Now that the Fairbanks Four are finally free, Alaska’s focus must shift to securing a more enduring justice.
Alaska needs to assure that debacles like that of the Fairbanks Four can never happen again. This requires that members of Alaska’s criminal justice system will automatically consider the consequences they could encounter, if they choose to disregard their ethical and legal obligations.
Former Texas Gov. Rick Perry authorized more death penalty executions than any governor in recent history. But he also enacted policies that offer model reforms for Alaska’s criminal justice system.
Gov. Perry recognized that to be tough on crime while minimizing false convictions, rigorous legal and ethical standards are needed throughout the criminal justice system.

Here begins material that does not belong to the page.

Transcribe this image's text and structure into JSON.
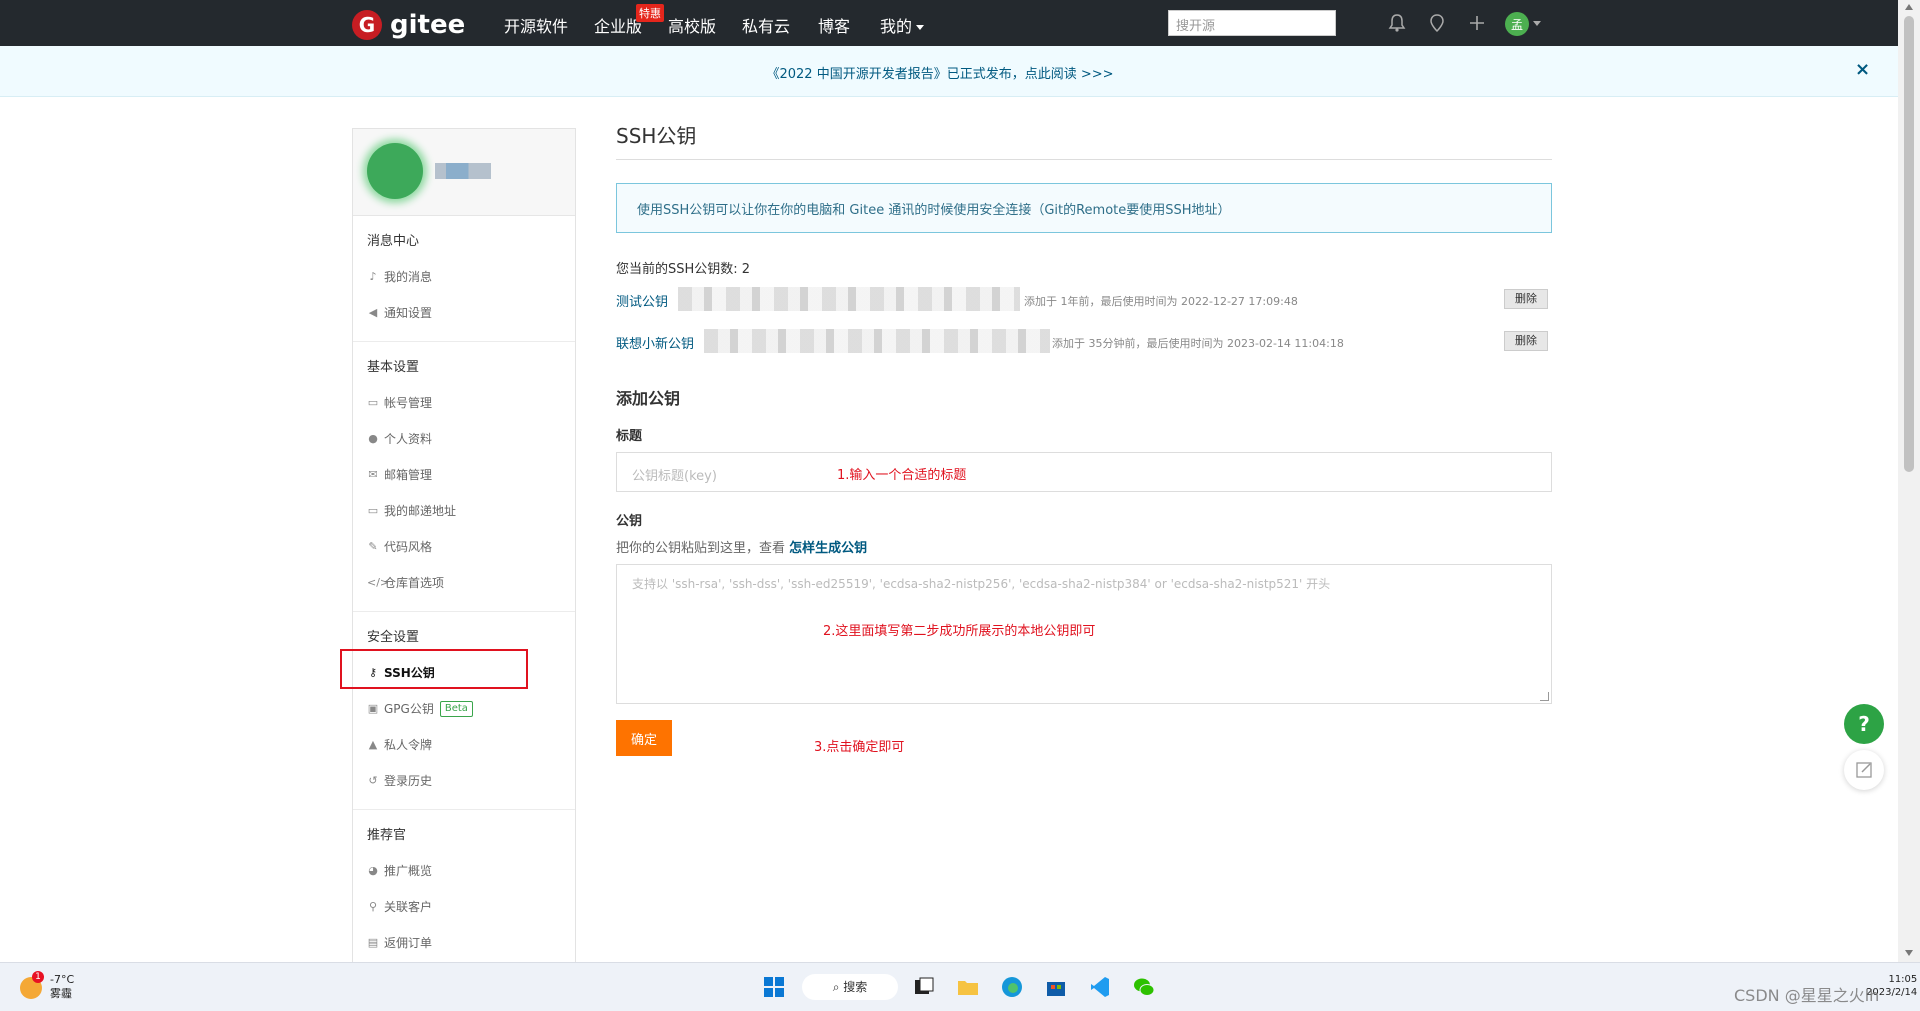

Thus Gov. Perry signed the Tim Cole Act in 2009 and the Eyewitness ID Reform Act in 2011. In 2013, Gov. Perry continued with approvals of the Prosecutor Accountability Act and the Michael Morton Act.
While Gov. Perry’s tough-on-crime posture seemingly conflicts with his hard-hitting standards for criminal justice officials, readers can do online searches and review the following articles, which describe his reasoning:
a) Time Magazine’s 2009 article “Texas: The Kinder, Gentler Hang ‘Em High State.”
b) The Dallas Morning News’ 2011 article “Eyewitness ID legislation aims to prevent conviction of the innocent in Texas.”
Since key individuals in Alaska’s criminal justice system seemingly remain indifferent to the lapses that led to the Fairbanks Four, the officials who oversee them should step in:
1) The Alaska Legislature should review and adopt Texas Gov. Rick Perry’s reforms and put some teeth behind Alaska’s ethics rules for police and prosecutors.